Doing a quick flick around the garden, I see there are a number of summer bulbs in flower. It is peak time for the completely OTT auratum lilies (of Japanese origin) which are a mainstay of our summer garden. The scadoxus katherinae (from South Africa and Zimbabwe) are in full flower, as are the glorious gloriosas from the same part of the world. The pretty cyclamen hederafolium from Southern Europe and Turkey have started. The zephyranthes, sometimes referred to as rain lilies, hailing from the Americas are putting up intermittent neat little copper coloured flowers alongside our driveway. It is a veritable United Nations flowering and the beauty of an extensive bulb collection is that you can pretty well guarantee that there will be some with fresh flowers for every month of the year. They add a wonderful seasonal interest and detail to a garden.

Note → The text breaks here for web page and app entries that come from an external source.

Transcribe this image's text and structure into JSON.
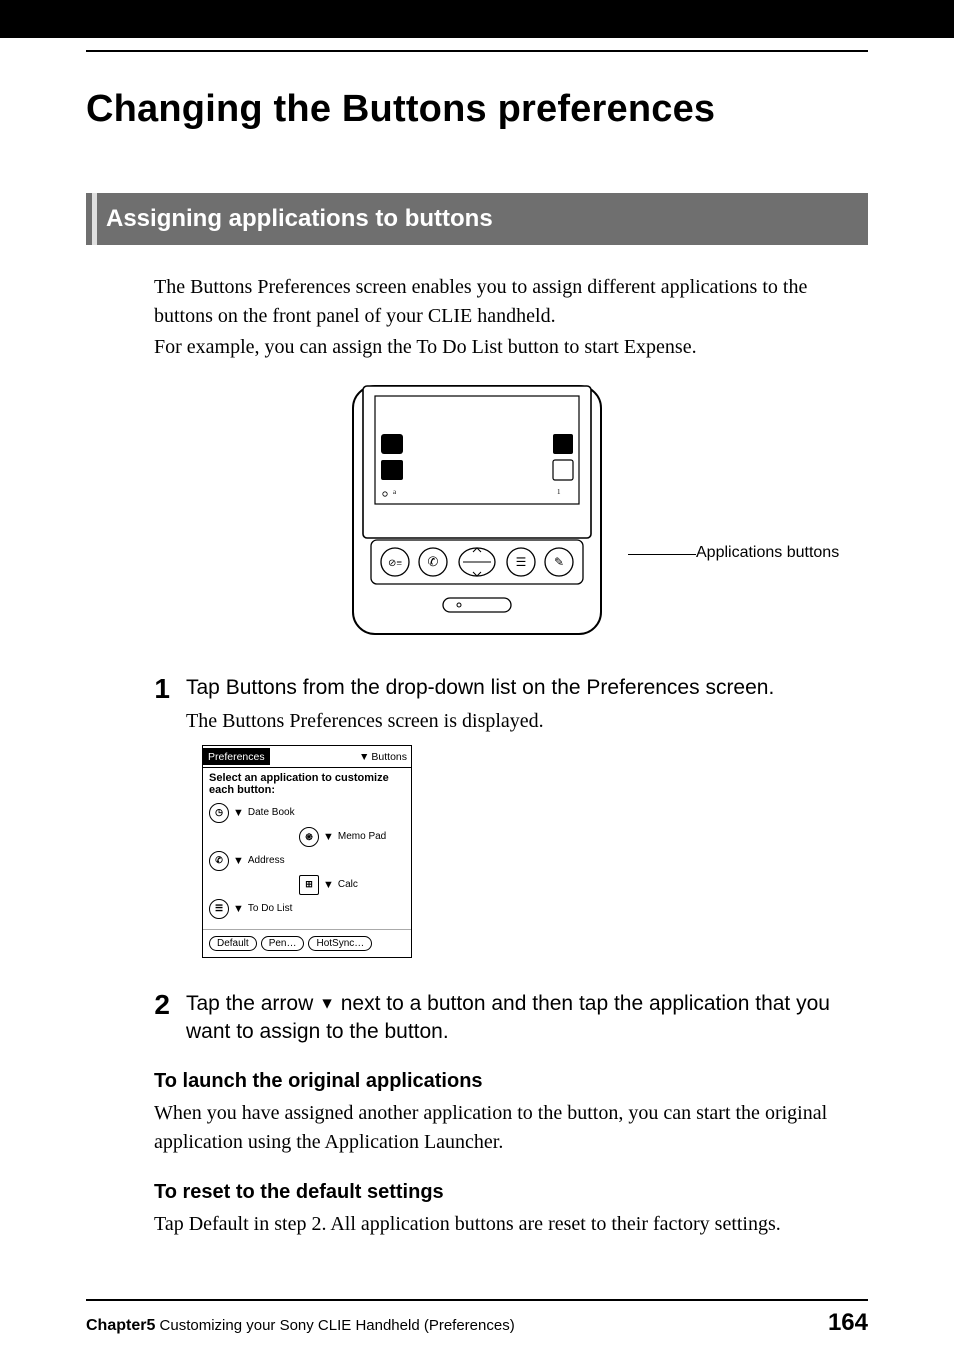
{
  "page_title": "Changing the Buttons preferences",
  "section_heading": "Assigning applications to buttons",
  "intro_p1": "The Buttons Preferences screen enables you to assign different applications to the buttons on the front panel of your CLIE handheld.",
  "intro_p2": "For example, you can assign the To Do List button to start Expense.",
  "device_callout": "Applications buttons",
  "step1": {
    "num": "1",
    "head": "Tap Buttons from the drop-down list on the Preferences screen.",
    "note": "The Buttons Preferences screen is displayed."
  },
  "palm_screen": {
    "title_left": "Preferences",
    "title_right": "Buttons",
    "instruction": "Select an application to customize each button:",
    "rows": [
      {
        "icon": "clock-icon",
        "label": "Date Book"
      },
      {
        "icon": "spiral-icon",
        "label": "Memo Pad",
        "offset": true
      },
      {
        "icon": "phone-icon",
        "label": "Address"
      },
      {
        "icon": "calc-icon",
        "label": "Calc",
        "offset": true,
        "square": true
      },
      {
        "icon": "list-icon",
        "label": "To Do List"
      }
    ],
    "buttons": [
      "Default",
      "Pen…",
      "HotSync…"
    ]
  },
  "step2": {
    "num": "2",
    "head_pre": "Tap the arrow ",
    "head_post": " next to a button and then tap the application that you want to assign to the button."
  },
  "sub1": {
    "head": "To launch the original applications",
    "body": "When you have assigned another application to the button, you can start the original application using the Application Launcher."
  },
  "sub2": {
    "head": "To reset to the default settings",
    "body": "Tap Default in step 2. All application buttons are reset to their factory settings."
  },
  "footer": {
    "chapter_label": "Chapter5",
    "chapter_desc": "  Customizing your Sony CLIE Handheld (Preferences)",
    "page_number": "164"
  }
}
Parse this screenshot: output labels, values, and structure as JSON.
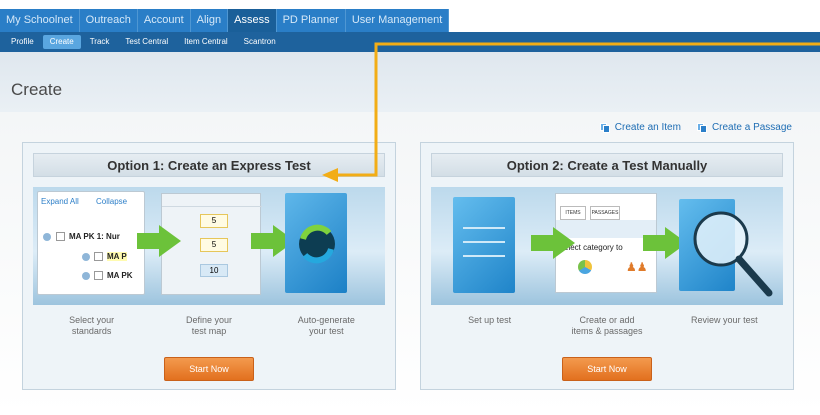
{
  "topnav": {
    "tabs": [
      {
        "label": "My Schoolnet"
      },
      {
        "label": "Outreach"
      },
      {
        "label": "Account"
      },
      {
        "label": "Align"
      },
      {
        "label": "Assess"
      },
      {
        "label": "PD Planner"
      },
      {
        "label": "User Management"
      }
    ],
    "active_tab": "Assess"
  },
  "subnav": {
    "items": [
      {
        "label": "Profile"
      },
      {
        "label": "Create"
      },
      {
        "label": "Track"
      },
      {
        "label": "Test Central"
      },
      {
        "label": "Item Central"
      },
      {
        "label": "Scantron"
      }
    ],
    "active_item": "Create"
  },
  "page": {
    "title": "Create"
  },
  "create_links": {
    "item": "Create an Item",
    "passage": "Create a Passage"
  },
  "option1": {
    "title": "Option 1: Create an Express Test",
    "illustration": {
      "expand_all": "Expand All",
      "collapse": "Collapse",
      "tree_root": "MA PK 1: Nur",
      "tree_child_1": "MA P",
      "tree_child_2": "MA PK",
      "map_values": [
        "5",
        "5",
        "10"
      ]
    },
    "steps": [
      "Select your\nstandards",
      "Define your\ntest map",
      "Auto-generate\nyour test"
    ],
    "button": "Start Now"
  },
  "option2": {
    "title": "Option 2: Create a Test Manually",
    "illustration": {
      "tab_items": "ITEMS",
      "tab_passages": "PASSAGES",
      "select_text": "elect category to"
    },
    "steps": [
      "Set up test",
      "Create or add\nitems & passages",
      "Review your test"
    ],
    "button": "Start Now"
  },
  "colors": {
    "nav_blue": "#2a7ec7",
    "subnav_blue": "#1e629d",
    "accent_orange": "#e2701e",
    "callout_line": "#f2ad16",
    "arrow_green": "#6cc23a"
  }
}
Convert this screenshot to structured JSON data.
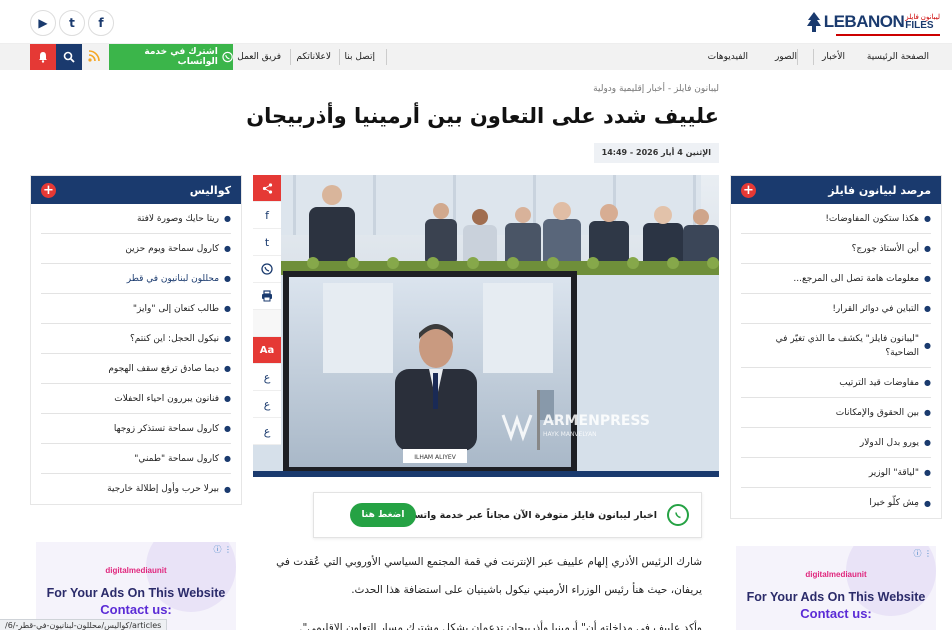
{
  "header": {
    "logo": {
      "word": "LEBANON",
      "sub_top": "ليبانون فايلز",
      "sub_bottom": "FILES"
    },
    "social": [
      {
        "name": "youtube-icon",
        "glyph": "▶"
      },
      {
        "name": "twitter-icon",
        "glyph": "t"
      },
      {
        "name": "facebook-icon",
        "glyph": "f"
      }
    ]
  },
  "nav": {
    "items": [
      "الصفحة الرئيسية",
      "الأخبار",
      "الصور",
      "الفيديوهات",
      "إتصل بنا",
      "لاعلاناتكم",
      "فريق العمل"
    ],
    "whatsapp_label": "اشترك في خدمة الواتساب"
  },
  "article": {
    "breadcrumb": "ليبانون فايلز - أخبار إقليمية ودولية",
    "title": "علييف شدد على التعاون بين أرمينيا وأذربيجان",
    "date": "الإثنين 4 أيار 2026 - 14:49",
    "paragraph1": "شارك الرئيس الأذري إلهام علييف عبر الإنترنت في قمة المجتمع السياسي الأوروبي التي عُقدت في يريفان، حيث هنأ رئيس الوزراء الأرميني نيكول باشينيان على استضافة هذا الحدث.",
    "paragraph2": "وأكد علييف في مداخلته أن\" أرمينيا وأذربيجان تدعمان بشكل مشترك مسار التعاون الإقليمي\".",
    "photo": {
      "watermark": "ARMENPRESS",
      "watermark_sub": "HAYK MANVELYAN",
      "nameplate": "ILHAM ALIYEV"
    }
  },
  "share": {
    "items": [
      {
        "name": "share-icon",
        "glyph": "<"
      },
      {
        "name": "facebook-share-icon",
        "glyph": "f"
      },
      {
        "name": "twitter-share-icon",
        "glyph": "t"
      },
      {
        "name": "whatsapp-share-icon",
        "glyph": "◯"
      },
      {
        "name": "print-icon",
        "glyph": "⎙"
      },
      {
        "name": "font-size-button",
        "glyph": "Aa"
      },
      {
        "name": "font-option-1",
        "glyph": "ع"
      },
      {
        "name": "font-option-2",
        "glyph": "ع"
      },
      {
        "name": "font-option-3",
        "glyph": "ع"
      }
    ]
  },
  "whatsapp_banner": {
    "text": "اخبار ليبانون فايلز متوفرة الآن مجاناً عبر خدمة واتساب...",
    "button": "اضغط هنا"
  },
  "sidebar_right": {
    "title": "مرصد لبيانون فايلز",
    "items": [
      "هكذا ستكون المفاوضات!",
      "أين الأستاذ جورج؟",
      "معلومات هامة تصل الى المرجع...",
      "التباين في دوائر القرار!",
      "\"ليبانون فايلز\" يكشف ما الذي تغيّر في الضاحية؟",
      "مفاوضات قيد الترتيب",
      "بين الحقوق والإمكانات",
      "يورو بدل الدولار",
      "\"لياقة\" الوزير",
      "مِش كلّو خيرا"
    ]
  },
  "sidebar_left": {
    "title": "كواليس",
    "items": [
      "ريتا حايك وصورة لافتة",
      "كارول سماحة ويوم حزين",
      "محللون لبنانيون في قطر",
      "طالب كنعان إلى \"وايز\"",
      "نيكول الحجل: اين كنتم؟",
      "ديما صادق ترفع سقف الهجوم",
      "فنانون يبررون احياء الحفلات",
      "كارول سماحة تستذكر زوجها",
      "كارول سماحة \"طمني\"",
      "بيرلا حرب وأول إطلالة خارجية"
    ]
  },
  "ads": {
    "brand": "digitalmediaunit",
    "line1": "For Your Ads On This Website",
    "line2": "Contact us:"
  },
  "statusbar": {
    "url": "/كواليس/محللون-لبنانيون-في-قطر-/6/articles"
  }
}
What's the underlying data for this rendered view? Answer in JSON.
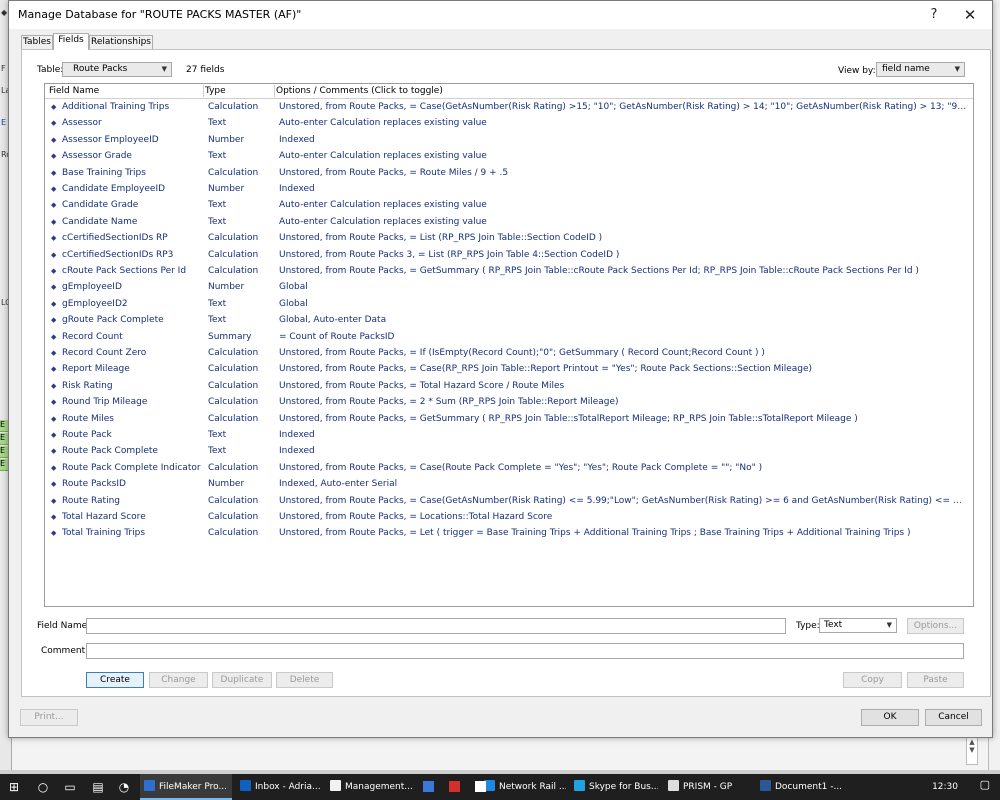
{
  "dialog": {
    "title": "Manage Database for \"ROUTE PACKS MASTER (AF)\"",
    "help": "?",
    "close": "✕"
  },
  "tabs": [
    "Tables",
    "Fields",
    "Relationships"
  ],
  "table_label": "Table:",
  "table_value": "Route Packs",
  "field_count": "27 fields",
  "viewby_label": "View by:",
  "viewby_value": "field name",
  "columns": {
    "name": "Field Name",
    "type": "Type",
    "options": "Options / Comments   (Click to toggle)"
  },
  "fields": [
    {
      "name": "Additional Training Trips",
      "type": "Calculation",
      "options": "Unstored, from Route Packs, = Case(GetAsNumber(Risk Rating) >15; \"10\"; GetAsNumber(Risk Rating) > 14; \"10\"; GetAsNumber(Risk Rating) > 13; \"9\"; GetAsNumber(Risk R..."
    },
    {
      "name": "Assessor",
      "type": "Text",
      "options": "Auto-enter Calculation replaces existing value"
    },
    {
      "name": "Assessor EmployeeID",
      "type": "Number",
      "options": "Indexed"
    },
    {
      "name": "Assessor Grade",
      "type": "Text",
      "options": "Auto-enter Calculation replaces existing value"
    },
    {
      "name": "Base Training Trips",
      "type": "Calculation",
      "options": "Unstored, from Route Packs, = Route Miles / 9 + .5"
    },
    {
      "name": "Candidate EmployeeID",
      "type": "Number",
      "options": "Indexed"
    },
    {
      "name": "Candidate Grade",
      "type": "Text",
      "options": "Auto-enter Calculation replaces existing value"
    },
    {
      "name": "Candidate Name",
      "type": "Text",
      "options": "Auto-enter Calculation replaces existing value"
    },
    {
      "name": "cCertifiedSectionIDs RP",
      "type": "Calculation",
      "options": "Unstored, from Route Packs, =  List (RP_RPS Join Table::Section CodeID )"
    },
    {
      "name": "cCertifiedSectionIDs RP3",
      "type": "Calculation",
      "options": "Unstored, from Route Packs 3, =  List (RP_RPS Join Table 4::Section CodeID )"
    },
    {
      "name": "cRoute Pack Sections Per Id",
      "type": "Calculation",
      "options": "Unstored, from Route Packs, = GetSummary ( RP_RPS Join Table::cRoute Pack Sections Per Id; RP_RPS Join Table::cRoute Pack Sections Per Id )"
    },
    {
      "name": "gEmployeeID",
      "type": "Number",
      "options": "Global"
    },
    {
      "name": "gEmployeeID2",
      "type": "Text",
      "options": "Global"
    },
    {
      "name": "gRoute Pack Complete",
      "type": "Text",
      "options": "Global, Auto-enter Data"
    },
    {
      "name": "Record Count",
      "type": "Summary",
      "options": "= Count of Route PacksID"
    },
    {
      "name": "Record Count Zero",
      "type": "Calculation",
      "options": "Unstored, from Route Packs, = If (IsEmpty(Record Count);\"0\"; GetSummary ( Record Count;Record Count ) )"
    },
    {
      "name": "Report Mileage",
      "type": "Calculation",
      "options": "Unstored, from Route Packs, = Case(RP_RPS Join Table::Report Printout = \"Yes\"; Route Pack Sections::Section Mileage)"
    },
    {
      "name": "Risk Rating",
      "type": "Calculation",
      "options": "Unstored, from Route Packs, = Total Hazard Score / Route Miles"
    },
    {
      "name": "Round Trip Mileage",
      "type": "Calculation",
      "options": "Unstored, from Route Packs, = 2 * Sum (RP_RPS Join Table::Report Mileage)"
    },
    {
      "name": "Route Miles",
      "type": "Calculation",
      "options": "Unstored, from Route Packs, = GetSummary ( RP_RPS Join Table::sTotalReport Mileage; RP_RPS Join Table::sTotalReport Mileage )"
    },
    {
      "name": "Route Pack",
      "type": "Text",
      "options": "Indexed"
    },
    {
      "name": "Route Pack Complete",
      "type": "Text",
      "options": "Indexed"
    },
    {
      "name": "Route Pack Complete Indicator",
      "type": "Calculation",
      "options": "Unstored, from Route Packs, = Case(Route Pack Complete = \"Yes\"; \"Yes\"; Route Pack Complete = \"\"; \"No\" )"
    },
    {
      "name": "Route PacksID",
      "type": "Number",
      "options": "Indexed, Auto-enter Serial"
    },
    {
      "name": "Route Rating",
      "type": "Calculation",
      "options": "Unstored, from Route Packs, = Case(GetAsNumber(Risk Rating) <= 5.99;\"Low\"; GetAsNumber(Risk Rating) >= 6 and GetAsNumber(Risk Rating) <= 10.99;\"Med\";GetAsNum..."
    },
    {
      "name": "Total Hazard Score",
      "type": "Calculation",
      "options": "Unstored, from Route Packs, = Locations::Total Hazard Score"
    },
    {
      "name": "Total Training Trips",
      "type": "Calculation",
      "options": "Unstored, from Route Packs, = Let (   trigger = Base Training Trips + Additional Training Trips ; Base Training Trips + Additional Training Trips )"
    }
  ],
  "form": {
    "field_name_label": "Field Name:",
    "field_name_value": "",
    "type_label": "Type:",
    "type_value": "Text",
    "options_button": "Options...",
    "comment_label": "Comment:",
    "comment_value": ""
  },
  "buttons": {
    "create": "Create",
    "change": "Change",
    "duplicate": "Duplicate",
    "delete": "Delete",
    "copy": "Copy",
    "paste": "Paste",
    "print": "Print...",
    "ok": "OK",
    "cancel": "Cancel"
  },
  "taskbar": {
    "apps": [
      {
        "label": "FileMaker Pro...",
        "color": "#2f6fd1"
      },
      {
        "label": "Inbox - Adria...",
        "color": "#1060c0"
      },
      {
        "label": "Management...",
        "color": "#f2f2f2"
      },
      {
        "label": "Network Rail ...",
        "color": "#1e88e5"
      },
      {
        "label": "Skype for Bus...",
        "color": "#1fa2e0"
      },
      {
        "label": "PRISM - GP",
        "color": "#dddddd"
      },
      {
        "label": "Document1 -...",
        "color": "#2b5797"
      }
    ],
    "time": "12:30"
  },
  "background": {
    "left_marks": [
      "F",
      "La",
      "E",
      "Ro",
      "LO"
    ],
    "green_marks": [
      "E",
      "E",
      "E",
      "E"
    ],
    "scroll_marks": [
      "▲",
      "▼"
    ]
  }
}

So back to sorting out our packages of promise here, many of which will remain a mystery until they grow because while some bulbs at least survived a prolonged period of neglect, the same can not be said for their accompanying labels. Those which the birds did not scatter have tended to fade beyond deciphering stage. By the by, writing on plastic labels with a soft pencil is preferable to felt pen – pencil lasts much longer (a trick we have learned over the years in the nursery). While I can recognise a fritillaria bulb from a scilla or a lachenalia, when we started with a collection of around 15 different frits, even more lachenalias and goodness knows how many different scillas it has become more problematic. It may take a season or two to re-establish the identities.
Postscripts to my last column. Mark was absolutely delighted to lay his hands on a Planet Junior from a reader and has been carefully oiling the handle and wondering where he might find some of the additional attachments which were originally available as extras. In case you are wondering what a Planet Junior is, think of it as the manual pre-cursor to the rotary hoe.
And the Monarch Trust secretary in Northland was delighted to read my last column on the topic. She has been sending information through, along with two packets of seed for red and yellow flowered forms of swan plant (we do have a blue flowered form here too). I think she has recruited Mark to join the band of taggers (those who put tiny stickers on monarch butterflies which are wintering over). If you want to contact the Trust, they have a wonderful email address: email@example.com (nothing to do with the Royal Family). She tells me monarchs arrived here naturally around 1840 so they are technically native to our country. I did not know that.